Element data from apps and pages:
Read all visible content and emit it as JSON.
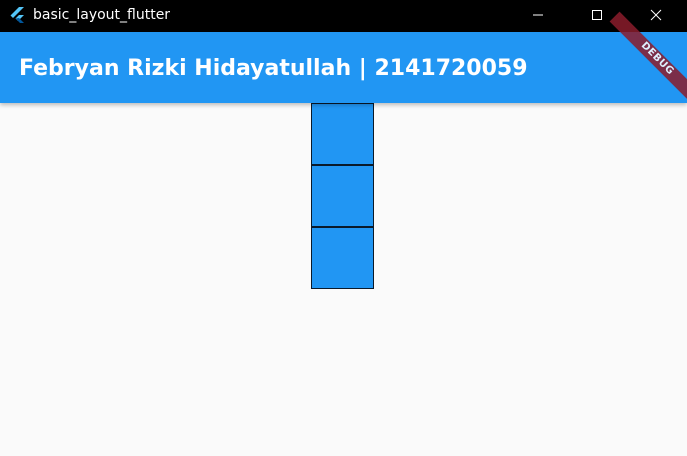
{
  "window": {
    "title": "basic_layout_flutter",
    "icon": "flutter-logo-icon"
  },
  "window_controls": {
    "minimize_icon": "minimize-icon",
    "maximize_icon": "maximize-icon",
    "close_icon": "close-icon"
  },
  "appbar": {
    "title": "Febryan Rizki Hidayatullah | 2141720059",
    "color": "#2196f3"
  },
  "debug_banner": {
    "label": "DEBUG"
  },
  "boxes": {
    "count": 3,
    "color": "#2196f3"
  }
}
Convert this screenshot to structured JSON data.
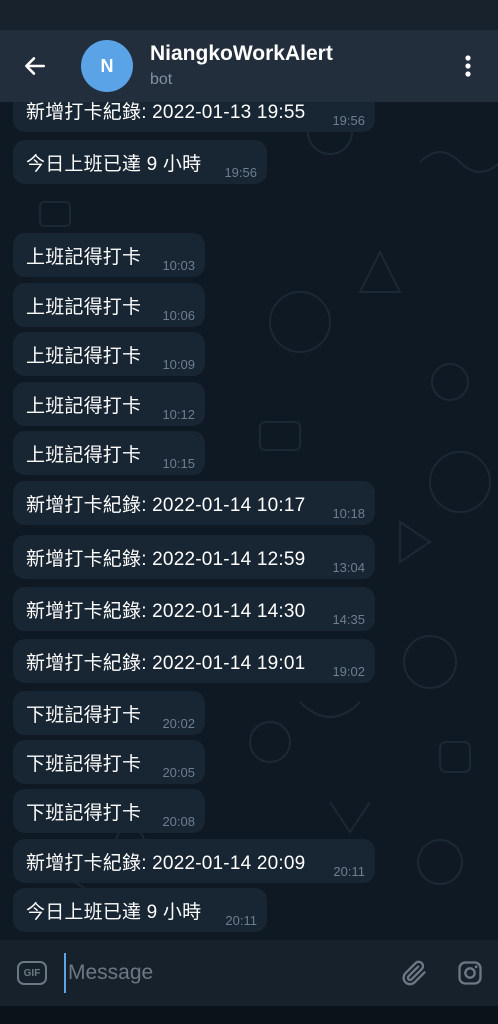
{
  "header": {
    "avatar_letter": "N",
    "title": "NiangkoWorkAlert",
    "subtitle": "bot"
  },
  "messages": [
    {
      "text": "新增打卡紀錄: 2022-01-13 19:55",
      "time": "19:56"
    },
    {
      "text": "今日上班已達 9 小時",
      "time": "19:56"
    },
    {
      "text": "上班記得打卡",
      "time": "10:03"
    },
    {
      "text": "上班記得打卡",
      "time": "10:06"
    },
    {
      "text": "上班記得打卡",
      "time": "10:09"
    },
    {
      "text": "上班記得打卡",
      "time": "10:12"
    },
    {
      "text": "上班記得打卡",
      "time": "10:15"
    },
    {
      "text": "新增打卡紀錄: 2022-01-14 10:17",
      "time": "10:18"
    },
    {
      "text": "新增打卡紀錄: 2022-01-14 12:59",
      "time": "13:04"
    },
    {
      "text": "新增打卡紀錄: 2022-01-14 14:30",
      "time": "14:35"
    },
    {
      "text": "新增打卡紀錄: 2022-01-14 19:01",
      "time": "19:02"
    },
    {
      "text": "下班記得打卡",
      "time": "20:02"
    },
    {
      "text": "下班記得打卡",
      "time": "20:05"
    },
    {
      "text": "下班記得打卡",
      "time": "20:08"
    },
    {
      "text": "新增打卡紀錄: 2022-01-14 20:09",
      "time": "20:11"
    },
    {
      "text": "今日上班已達 9 小時",
      "time": "20:11"
    }
  ],
  "input": {
    "gif_label": "GIF",
    "placeholder": "Message",
    "value": ""
  },
  "icons": {
    "back": "arrow-left-icon",
    "menu": "more-vertical-icon",
    "gif": "gif-icon",
    "attach": "paperclip-icon",
    "camera": "instagram-camera-icon"
  },
  "colors": {
    "header_bg": "#232e3c",
    "chat_bg": "#0f1923",
    "bubble_bg": "#182533",
    "avatar_bg": "#5aa3e6",
    "accent": "#5ea5e6",
    "time_text": "#6d7f8f"
  }
}
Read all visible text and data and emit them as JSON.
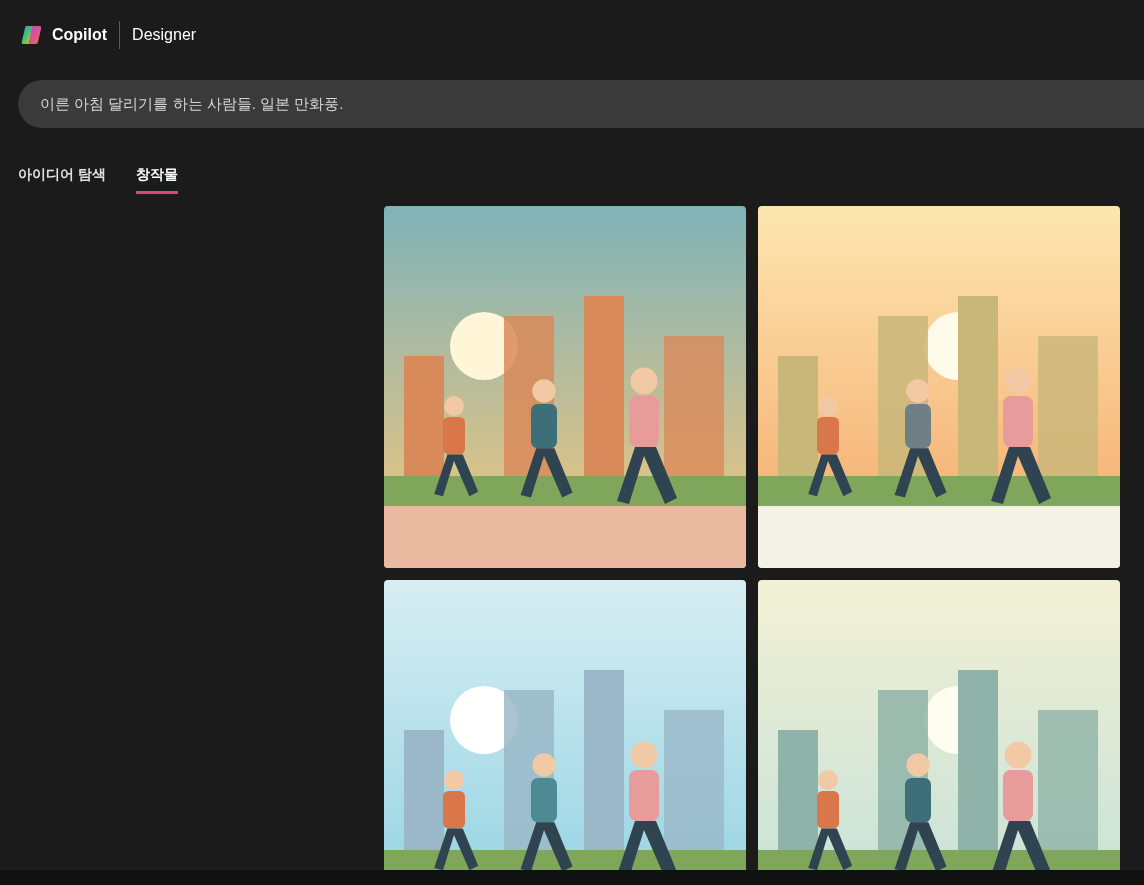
{
  "header": {
    "brand": "Copilot",
    "product": "Designer"
  },
  "prompt": {
    "value": "이른 아침 달리기를 하는 사람들. 일본 만화풍."
  },
  "tabs": [
    {
      "label": "아이디어 탐색",
      "selected": false
    },
    {
      "label": "창작물",
      "selected": true
    }
  ]
}
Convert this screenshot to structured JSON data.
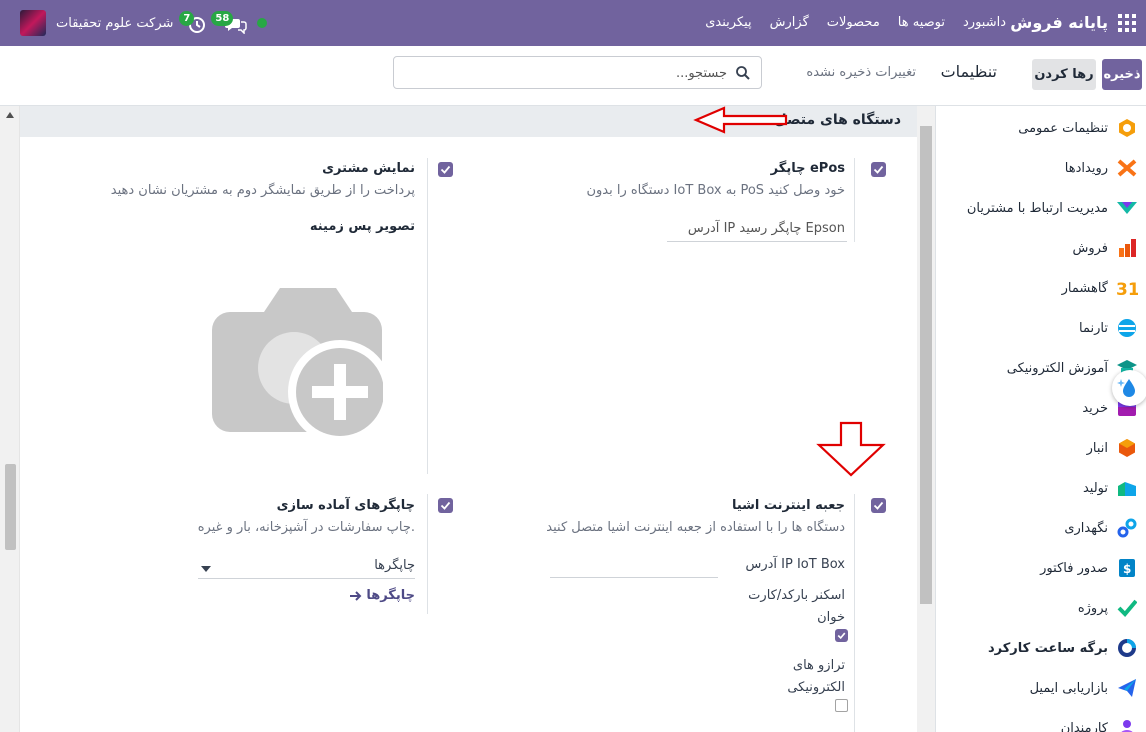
{
  "navbar": {
    "brand": "پایانه فروش",
    "menu": [
      "داشبورد",
      "توصیه ها",
      "محصولات",
      "گزارش",
      "پیکربندی"
    ],
    "company": "شرکت علوم تحقیقات",
    "activity_count": "7",
    "messages_count": "58"
  },
  "control_panel": {
    "save_label": "ذخیره",
    "discard_label": "رها کردن",
    "title": "تنظیمات",
    "unsaved": "تغییرات ذخیره نشده",
    "search_placeholder": "جستجو..."
  },
  "section": {
    "title": "دستگاه های متصل"
  },
  "settings": {
    "epos": {
      "title": "چاپگر ePos",
      "desc": "دستگاه را بدون IoT Box به PoS خود وصل کنید",
      "field_placeholder": "آدرس IP چاپگر رسید Epson",
      "checked": true
    },
    "customer_display": {
      "title": "نمایش مشتری",
      "desc": "پرداخت را از طریق نمایشگر دوم به مشتریان نشان دهید",
      "bg_label": "تصویر پس زمینه",
      "checked": true
    },
    "iot_box": {
      "title": "جعبه اینترنت اشیا",
      "desc": "دستگاه ها را با استفاده از جعبه اینترنت اشیا متصل کنید",
      "ip_label": "آدرس IP IoT Box",
      "scanner_label_1": "اسکنر بارکد/کارت",
      "scanner_label_2": "خوان",
      "scale_label_1": "ترازو های",
      "scale_label_2": "الکترونیکی",
      "checked": true,
      "scanner_checked": true,
      "scale_checked": false
    },
    "prep_printers": {
      "title": "چاپگرهای آماده سازی",
      "desc": "چاپ سفارشات در آشپزخانه، بار و غیره.",
      "field_value": "چاپگرها",
      "link": "چاپگرها",
      "checked": true
    }
  },
  "sidebar": {
    "items": [
      {
        "label": "تنظیمات عمومی",
        "icon": "general-settings-icon"
      },
      {
        "label": "رویدادها",
        "icon": "events-icon"
      },
      {
        "label": "مدیریت ارتباط با مشتریان",
        "icon": "crm-icon"
      },
      {
        "label": "فروش",
        "icon": "sales-icon"
      },
      {
        "label": "گاهشمار",
        "icon": "calendar-icon"
      },
      {
        "label": "تارنما",
        "icon": "website-icon"
      },
      {
        "label": "آموزش الکترونیکی",
        "icon": "elearning-icon"
      },
      {
        "label": "خرید",
        "icon": "purchase-icon"
      },
      {
        "label": "انبار",
        "icon": "inventory-icon"
      },
      {
        "label": "تولید",
        "icon": "manufacturing-icon"
      },
      {
        "label": "نگهداری",
        "icon": "maintenance-icon"
      },
      {
        "label": "صدور فاکتور",
        "icon": "invoicing-icon"
      },
      {
        "label": "پروژه",
        "icon": "project-icon"
      },
      {
        "label": "برگه ساعت کارکرد",
        "icon": "timesheet-icon"
      },
      {
        "label": "بازاریابی ایمیل",
        "icon": "email-marketing-icon"
      },
      {
        "label": "کارمندان",
        "icon": "employees-icon"
      }
    ]
  },
  "colors": {
    "primary": "#71639e",
    "annotation": "#e00000"
  }
}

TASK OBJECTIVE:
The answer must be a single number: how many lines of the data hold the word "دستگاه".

SOLVED PROBLEM:
3